  • Colvin, Fred H. (1947), Sixty Years with Men and Machines, New York and London: McGraw-Hill, LCCN 47003762. Available as a reprint from Lindsay Publications (ISBN 978-0-917914-86-7). Foreword by Ralph Flanders.
  • M. Sipper, Fifty years of research on self-replication: An overview, Artificial Life, vol. 4, no. 3, pp. 237–257, Summer 1998.
  • Freeman Dyson expanded upon Neumann's automata theories, and advanced a biotechnology-inspired theory. See Astrochicken.
  • The first technical design study of a self-replicating interstellar probe was published in a 1980 paper by Robert Freitas.
  • Clanking replicators are also mentioned briefly in the fourth chapter of K. Eric Drexler's 1986 book Engines of Creation.

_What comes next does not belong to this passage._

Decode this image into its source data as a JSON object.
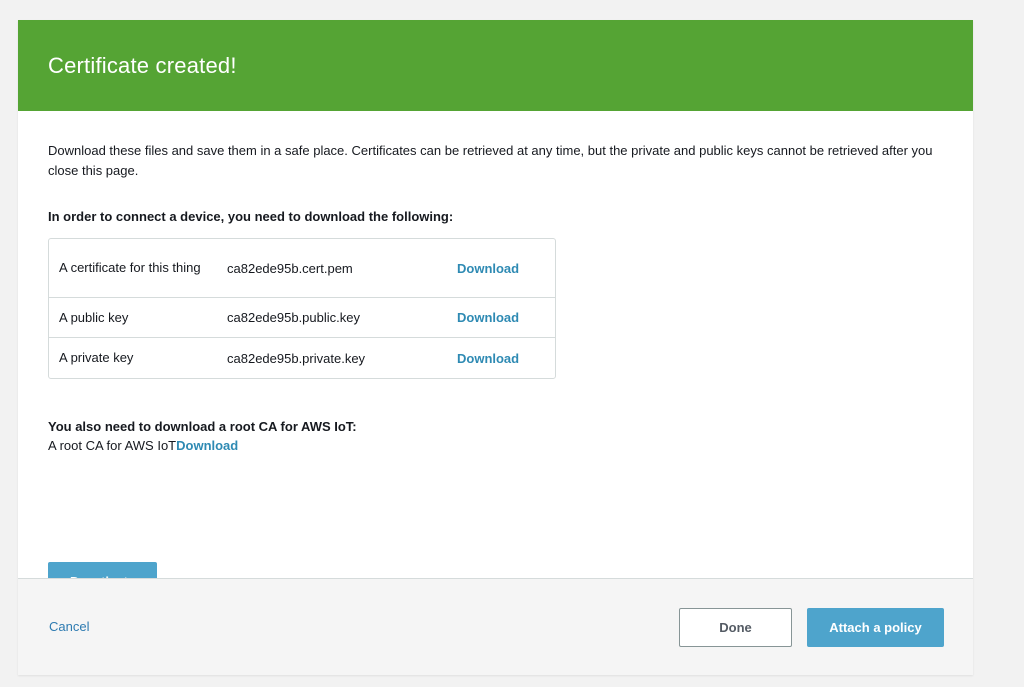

  • Article about a proposed clanking replicator system to be used for developing Earthly deserts in the October 1995 Discover Magazine, featuring forests of solar panels that powered desalination equipment to irrigate the land.
  • In 1995, Nick Szabo proposed a challenge to build a macroscale replicator from Lego(tm) robot kits and similar basic parts. Szabo wrote that this approach was easier than previous proposals for macroscale replicators, but successfully predicted that even this method would not lead to a macroscale replicator within ten years.
  • In 1998, Chris Phoenix suggested a general idea for a macroscale replicator on the sci.nanotech newsgroup, operating in a pool of ultraviolet-cured liquid plastic, selectively solidifying the plastic to form solid parts. Computation could be done by fluidic logic. Power for the process could be supplied by a pressurized source of the liquid.
  • In 2001, Peter Ward mentioned an escaped clanking replicator destroying the human race in his book Future Evolution.
  • In 2004, General Dynamics completed a study for NASA's Institute for Advanced Concepts. It concluded that complexity of the development was equal to that of a Pentium 4, and promoted a design based on cellular automata.
  • In 2004, Robert Freitas and Ralph Merkle published the first comprehensive review of the field of self-replication, in their book Kinematic Self-Replicating Machines, which includes 3000+ literature references.
  • In 2005, Adrian Bowyer of the University of Bath started the RepRap project to develop a rapid prototyping machine that would be able to replicate itself, making such machines cheap enough for people to buy and use in their homes. The project is releasing material under the GNU GPL. [1]
  • In 2015, advances in graphene and silicene suggested that it could form the basis for a neural network with densities comparable to the human brain if integrated with silicon carbide based nanoscale CPUs containing memristors.

The power source might be solar or possibly radioisotope based given that new liquid based compounds can generate substantial power from radioactive decay.